This sounds great … but there are some drawbacks. First, generally the 5-10 drug candidates are of similar chemical structure. Because of the structural similarities, metabolic drug interactions are more likely. The common structures likely use similar metabolic pathways which can lead to saturation of metabolic  pathways resulting in low clearance values. This may suggest that drugs have longer residence times than would be expected when dosed alone.

Second, oral dosing presents the additional problem of interactions related to absorption and first pass metabolism. It is preferable to use intravenous (IV) dosing; however, in many cases compound solubility prevents preparation of an acceptable IV formulation. In addition, oral dosing requires larger amounts of compound which may be difficult to obtain during early discovery stages.

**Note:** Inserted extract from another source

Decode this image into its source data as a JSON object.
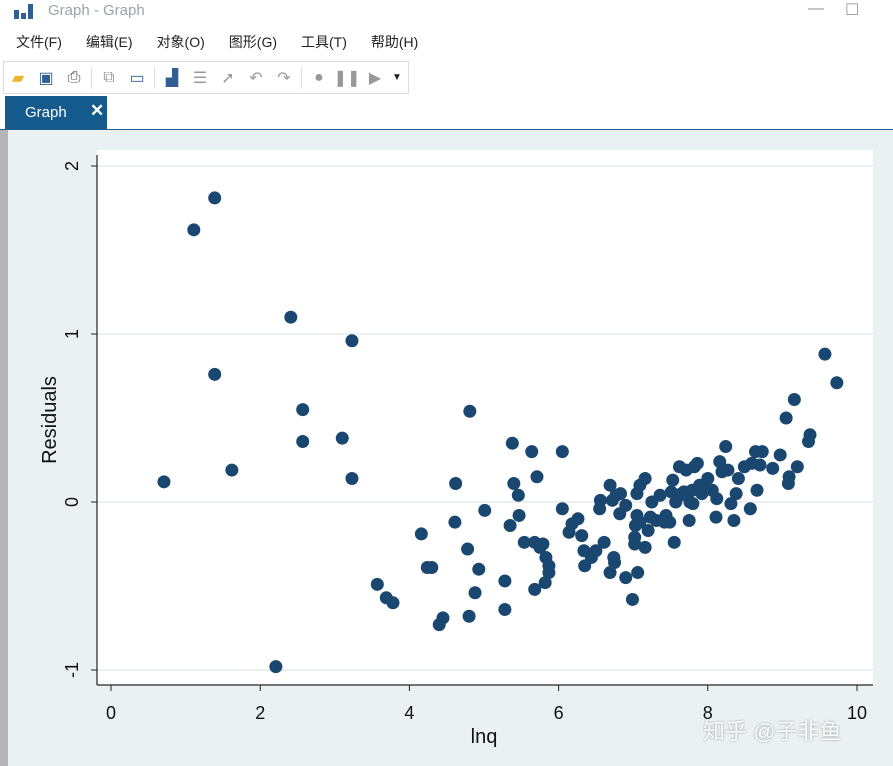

Third, analytical challenges are magnified with cassette dosing. The advances in mass spectrometry over the past 15 years has reduced the need for chromatographic separation on a column. However, with structurally similar compounds that differ by small molecular weight differences, there can be issues with collision-cell cross talk, in-source fragmentation from metabolites, and ion-suppression issues. These analytical issues can be solved, but usually require extra analytical work to ensure that some temporal separation of analytes occurs on the column.

In spite of these challenges, cassette dosing remains a useful technique for assessing the comparative pharmacokinetics of a series of compounds during early discovery efforts. If you choose to use this technique, be aware of the challenges and proactively address them.

Precision dosing—the right dose, for the right patient, at the right time—is crucial to providing patients with the most efficacious medications with minimal probability of adverse events. One key step towards achieving the delivery of individualized dosing is testing potential dosing regimens in a patient’s ‘virtual twin.’ The other key step is to have as much drug information as possible. Achieving these key steps requires generating a large amount of data. A computer modeling and simulation platform is needed to assimilate these data together to study their interactions. Watch this webinar to learn more!